TASK - Search term "Registro": copy each line of the records that contains it.

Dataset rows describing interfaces

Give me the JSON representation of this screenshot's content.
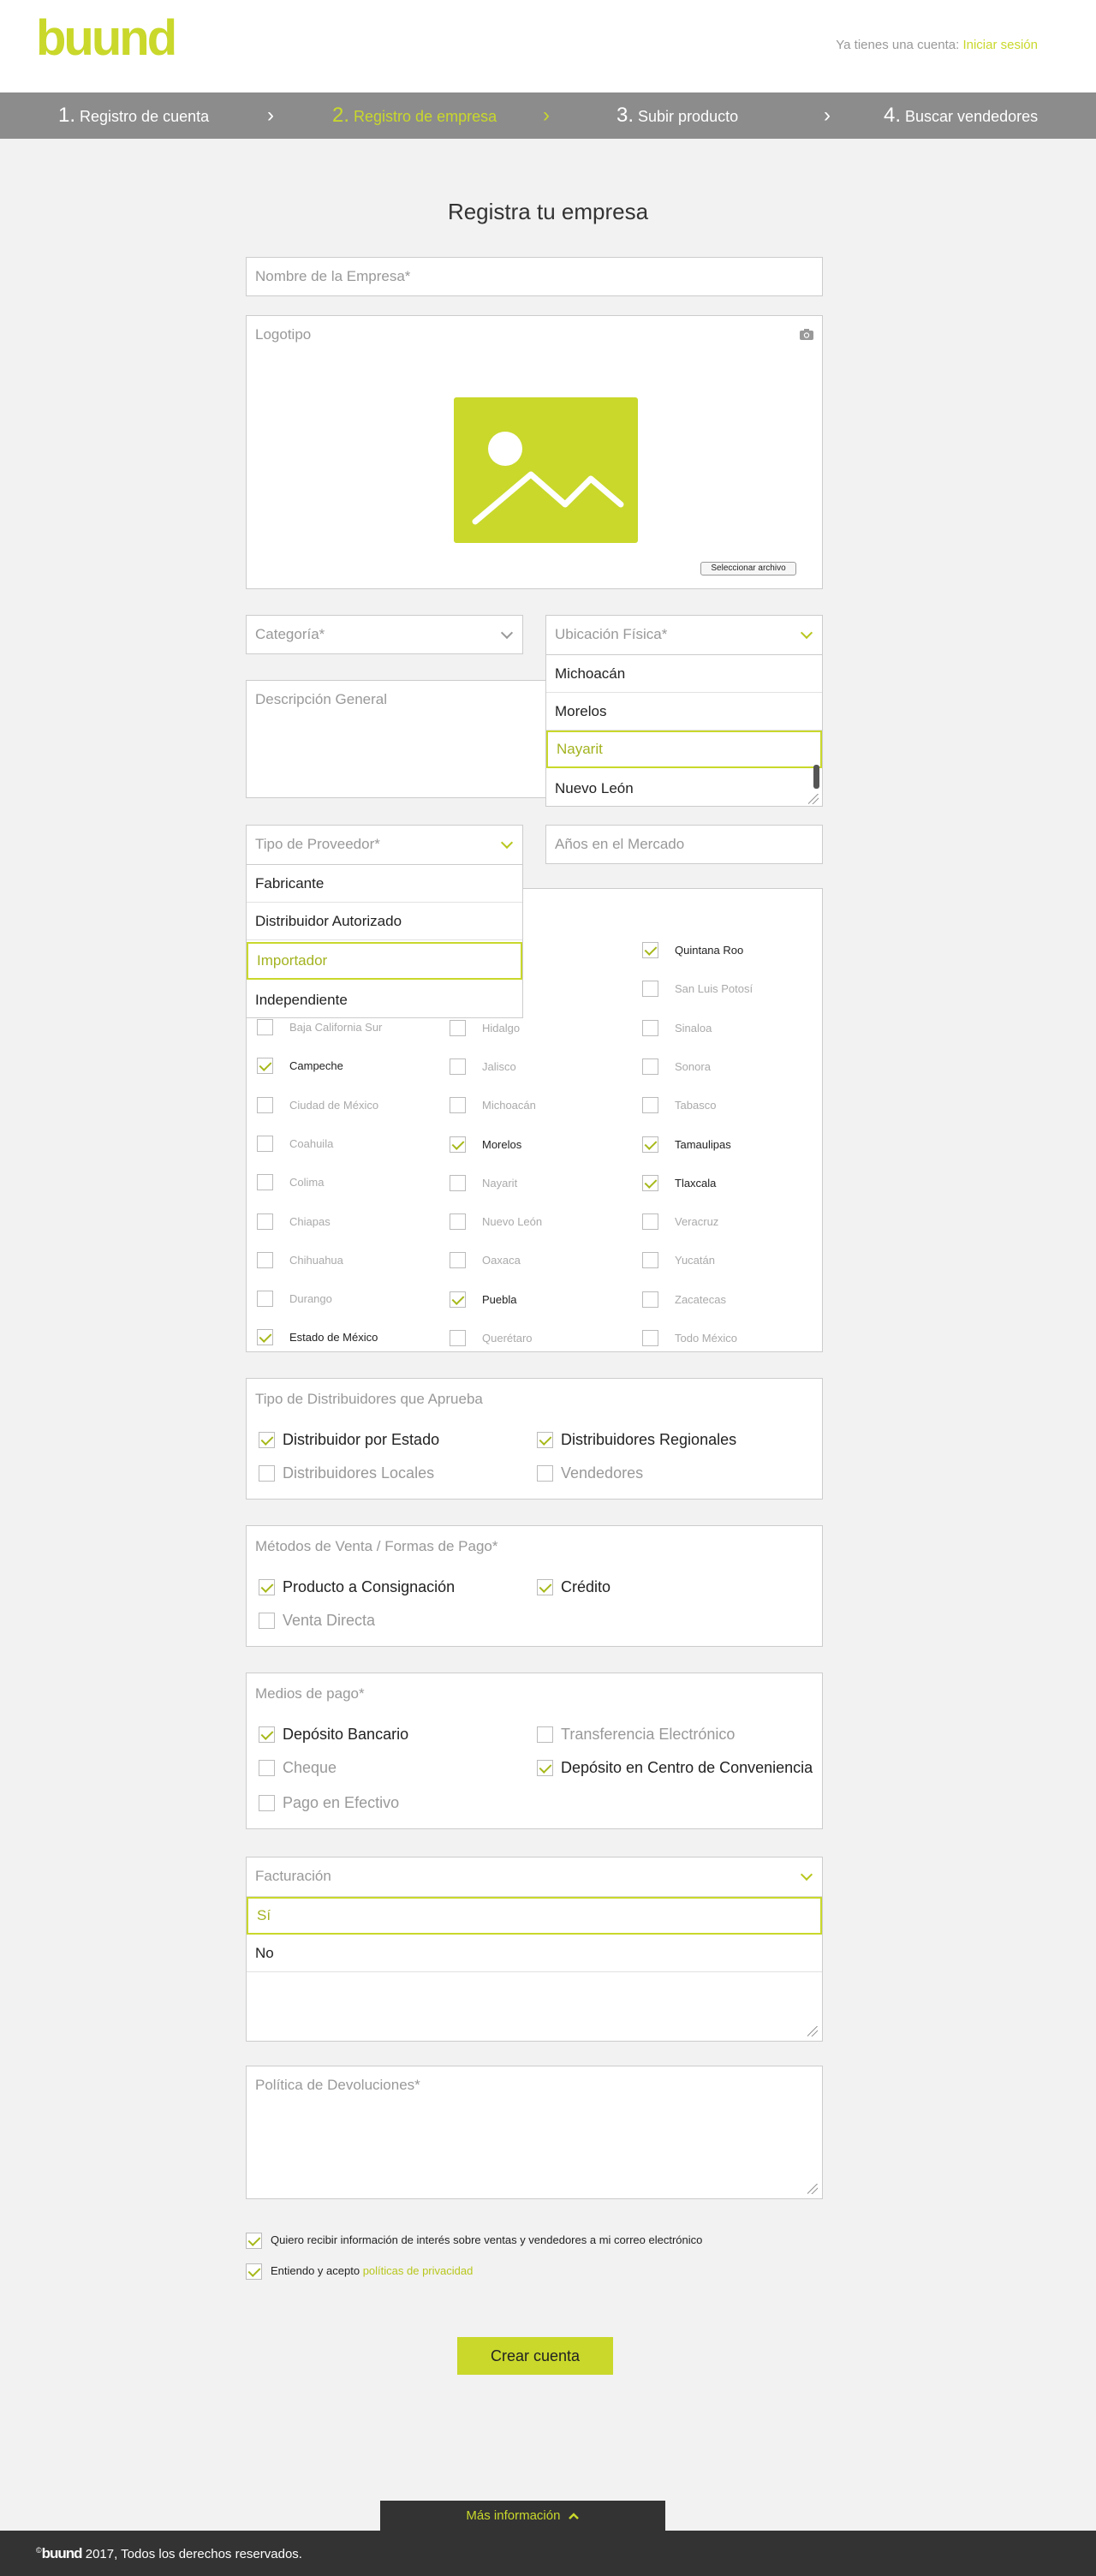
{
  "header": {
    "logo_text": "buund",
    "login_prompt": "Ya tienes una cuenta:",
    "login_link": "Iniciar sesión"
  },
  "steps": [
    {
      "num": "1.",
      "label": "Registro de cuenta"
    },
    {
      "num": "2.",
      "label": "Registro de empresa"
    },
    {
      "num": "3.",
      "label": "Subir producto"
    },
    {
      "num": "4.",
      "label": "Buscar vendedores"
    }
  ],
  "page_title": "Registra tu empresa",
  "form": {
    "company_name_placeholder": "Nombre de la Empresa*",
    "logo_label": "Logotipo",
    "logo_button": "Seleccionar archivo",
    "category_placeholder": "Categoría*",
    "location_placeholder": "Ubicación Física*",
    "location_options": [
      "Michoacán",
      "Morelos",
      "Nayarit",
      "Nuevo León"
    ],
    "location_selected": "Nayarit",
    "description_placeholder": "Descripción General",
    "provider_type_placeholder": "Tipo de Proveedor*",
    "provider_options": [
      "Fabricante",
      "Distribuidor Autorizado",
      "Importador",
      "Independiente"
    ],
    "provider_selected": "Importador",
    "years_placeholder": "Años en el Mercado",
    "states": {
      "col1": [
        {
          "name": "Baja California Sur",
          "checked": false
        },
        {
          "name": "Campeche",
          "checked": true
        },
        {
          "name": "Ciudad de México",
          "checked": false
        },
        {
          "name": "Coahuila",
          "checked": false
        },
        {
          "name": "Colima",
          "checked": false
        },
        {
          "name": "Chiapas",
          "checked": false
        },
        {
          "name": "Chihuahua",
          "checked": false
        },
        {
          "name": "Durango",
          "checked": false
        },
        {
          "name": "Estado de México",
          "checked": true
        }
      ],
      "col2": [
        {
          "name": "uato",
          "checked": false
        },
        {
          "name": "o",
          "checked": false
        },
        {
          "name": "Hidalgo",
          "checked": false
        },
        {
          "name": "Jalisco",
          "checked": false
        },
        {
          "name": "Michoacán",
          "checked": false
        },
        {
          "name": "Morelos",
          "checked": true
        },
        {
          "name": "Nayarit",
          "checked": false
        },
        {
          "name": "Nuevo León",
          "checked": false
        },
        {
          "name": "Oaxaca",
          "checked": false
        },
        {
          "name": "Puebla",
          "checked": true
        },
        {
          "name": "Querétaro",
          "checked": false
        }
      ],
      "col3": [
        {
          "name": "Quintana Roo",
          "checked": true
        },
        {
          "name": "San Luis Potosí",
          "checked": false
        },
        {
          "name": "Sinaloa",
          "checked": false
        },
        {
          "name": "Sonora",
          "checked": false
        },
        {
          "name": "Tabasco",
          "checked": false
        },
        {
          "name": "Tamaulipas",
          "checked": true
        },
        {
          "name": "Tlaxcala",
          "checked": true
        },
        {
          "name": "Veracruz",
          "checked": false
        },
        {
          "name": "Yucatán",
          "checked": false
        },
        {
          "name": "Zacatecas",
          "checked": false
        },
        {
          "name": "Todo México",
          "checked": false
        }
      ]
    },
    "distributors": {
      "title": "Tipo de Distribuidores que Aprueba",
      "items": [
        {
          "label": "Distribuidor por Estado",
          "checked": true
        },
        {
          "label": "Distribuidores Regionales",
          "checked": true
        },
        {
          "label": "Distribuidores Locales",
          "checked": false
        },
        {
          "label": "Vendedores",
          "checked": false
        }
      ]
    },
    "sales": {
      "title": "Métodos de Venta / Formas de Pago*",
      "items": [
        {
          "label": "Producto a Consignación",
          "checked": true
        },
        {
          "label": "Crédito",
          "checked": true
        },
        {
          "label": "Venta Directa",
          "checked": false
        }
      ]
    },
    "payment": {
      "title": "Medios de pago*",
      "items": [
        {
          "label": "Depósito Bancario",
          "checked": true
        },
        {
          "label": "Transferencia Electrónico",
          "checked": false
        },
        {
          "label": "Cheque",
          "checked": false
        },
        {
          "label": "Depósito en Centro de Conveniencia",
          "checked": true
        },
        {
          "label": "Pago en Efectivo",
          "checked": false
        }
      ]
    },
    "billing": {
      "placeholder": "Facturación",
      "options": [
        "Sí",
        "No"
      ],
      "selected": "Sí"
    },
    "returns_placeholder": "Política de Devoluciones*",
    "consent1": "Quiero recibir información de interés sobre ventas y vendedores a mi correo electrónico",
    "consent2_text": "Entiendo y acepto",
    "consent2_link": "políticas de privacidad",
    "submit": "Crear cuenta"
  },
  "footer": {
    "more_info": "Más información",
    "copyright_logo": "buund",
    "copyright_text": "2017, Todos los derechos reservados."
  },
  "colors": {
    "accent": "#c9d82b",
    "dark": "#333333",
    "steps_bar": "#8c8c8c"
  }
}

FINISHED TASK -
      "label": "Registro de cuenta"
      "label": "Registro de empresa"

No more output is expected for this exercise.